◆ STORED DATA:

◇ ◇ ◇

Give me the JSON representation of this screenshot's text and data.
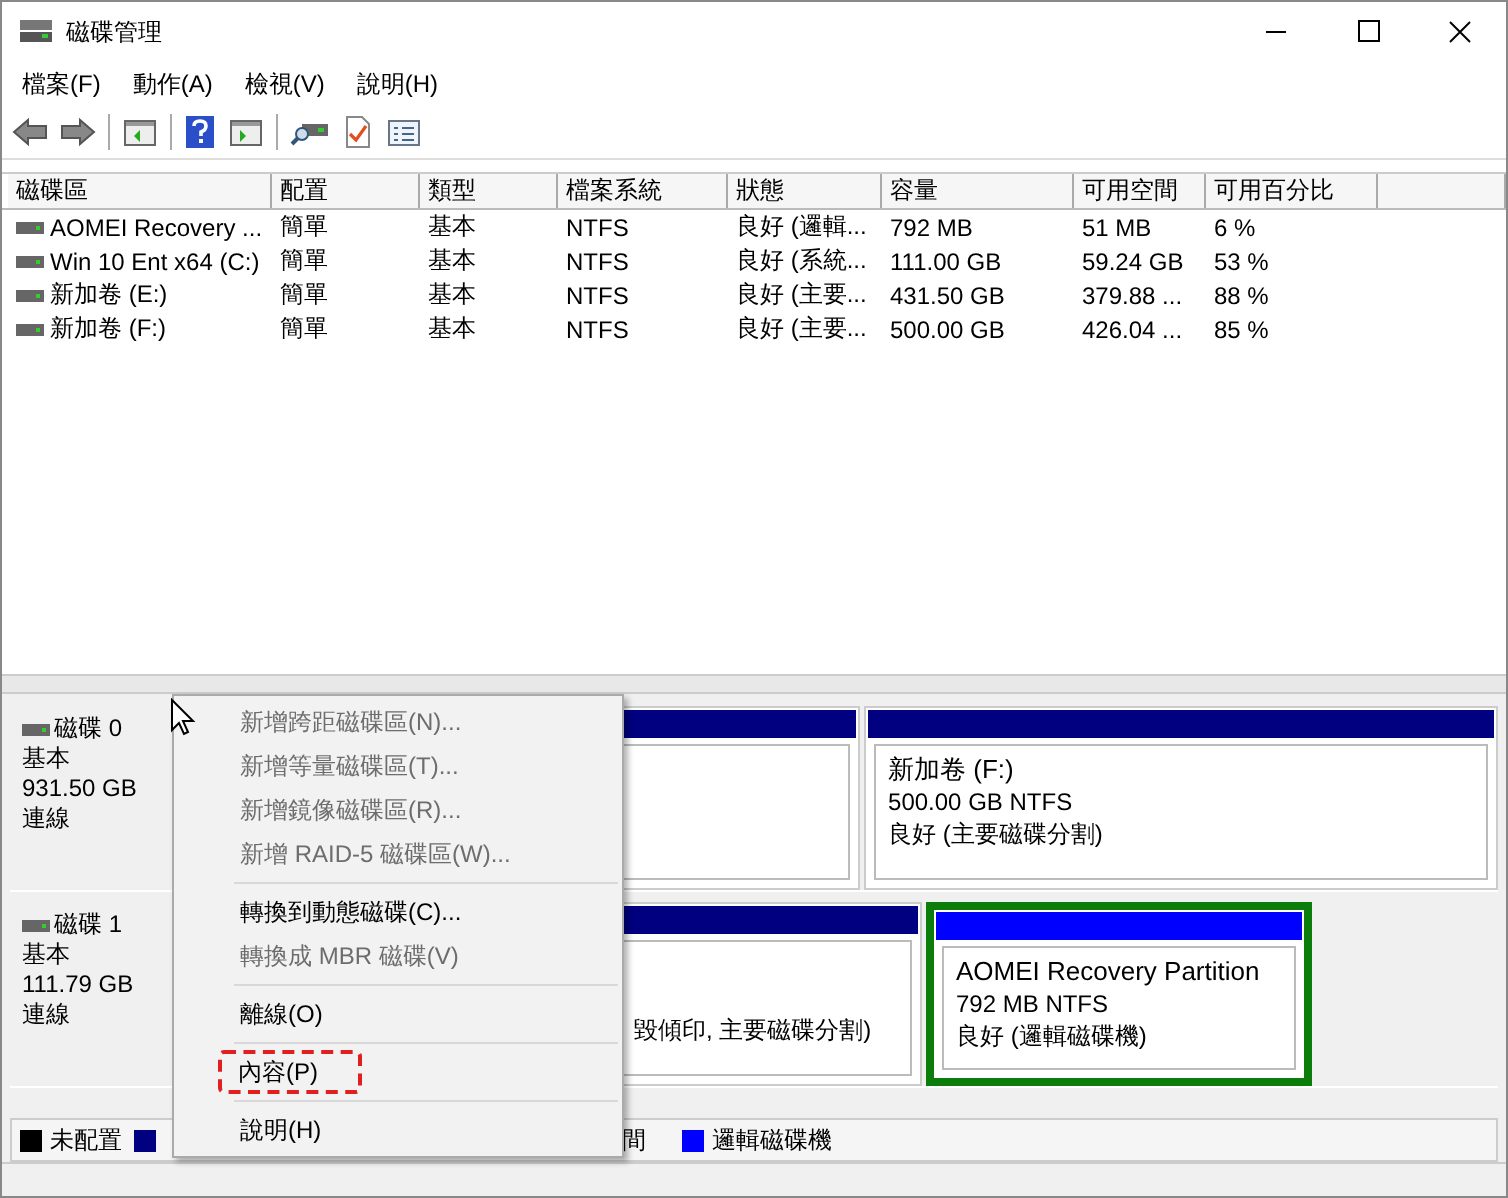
{
  "window": {
    "title": "磁碟管理"
  },
  "menu_bar": [
    "檔案(F)",
    "動作(A)",
    "檢視(V)",
    "說明(H)"
  ],
  "table": {
    "columns": [
      "磁碟區",
      "配置",
      "類型",
      "檔案系統",
      "狀態",
      "容量",
      "可用空間",
      "可用百分比"
    ],
    "rows": [
      [
        "AOMEI Recovery ...",
        "簡單",
        "基本",
        "NTFS",
        "良好 (邏輯...",
        "792 MB",
        "51 MB",
        "6 %"
      ],
      [
        "Win 10 Ent x64 (C:)",
        "簡單",
        "基本",
        "NTFS",
        "良好 (系統...",
        "111.00 GB",
        "59.24 GB",
        "53 %"
      ],
      [
        "新加卷 (E:)",
        "簡單",
        "基本",
        "NTFS",
        "良好 (主要...",
        "431.50 GB",
        "379.88 ...",
        "88 %"
      ],
      [
        "新加卷 (F:)",
        "簡單",
        "基本",
        "NTFS",
        "良好 (主要...",
        "500.00 GB",
        "426.04 ...",
        "85 %"
      ]
    ]
  },
  "disks": [
    {
      "name": "磁碟 0",
      "type": "基本",
      "size": "931.50 GB",
      "status": "連線",
      "partitions": [
        {
          "selected": false,
          "color": "#000080"
        },
        {
          "lines": [
            "新加卷  (F:)",
            "500.00 GB NTFS",
            "良好 (主要磁碟分割)"
          ],
          "selected": false,
          "color": "#000080"
        }
      ]
    },
    {
      "name": "磁碟 1",
      "type": "基本",
      "size": "111.79 GB",
      "status": "連線",
      "partitions": [
        {
          "lines": [
            "毀傾印, 主要磁碟分割)"
          ],
          "selected": false,
          "color": "#000080"
        },
        {
          "lines": [
            "AOMEI Recovery Partition",
            "792 MB NTFS",
            "良好 (邏輯磁碟機)"
          ],
          "selected": true,
          "color": "#0000ff"
        }
      ]
    }
  ],
  "legend": [
    {
      "label": "未配置",
      "color": "#000000"
    },
    {
      "color": "#000080"
    },
    {
      "label": "間"
    },
    {
      "label": "邏輯磁碟機",
      "color": "#0000ff"
    }
  ],
  "context_menu": [
    {
      "kind": "item",
      "label": "新增跨距磁碟區(N)...",
      "disabled": true,
      "highlighted": false
    },
    {
      "kind": "item",
      "label": "新增等量磁碟區(T)...",
      "disabled": true,
      "highlighted": false
    },
    {
      "kind": "item",
      "label": "新增鏡像磁碟區(R)...",
      "disabled": true,
      "highlighted": false
    },
    {
      "kind": "item",
      "label": "新增 RAID-5 磁碟區(W)...",
      "disabled": true,
      "highlighted": false
    },
    {
      "kind": "separator"
    },
    {
      "kind": "item",
      "label": "轉換到動態磁碟(C)...",
      "disabled": false,
      "highlighted": false
    },
    {
      "kind": "item",
      "label": "轉換成 MBR 磁碟(V)",
      "disabled": true,
      "highlighted": false
    },
    {
      "kind": "separator"
    },
    {
      "kind": "item",
      "label": "離線(O)",
      "disabled": false,
      "highlighted": false
    },
    {
      "kind": "separator"
    },
    {
      "kind": "item",
      "label": "內容(P)",
      "disabled": false,
      "highlighted": true
    },
    {
      "kind": "separator"
    },
    {
      "kind": "item",
      "label": "說明(H)",
      "disabled": false,
      "highlighted": false
    }
  ]
}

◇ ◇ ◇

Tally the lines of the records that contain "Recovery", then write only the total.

2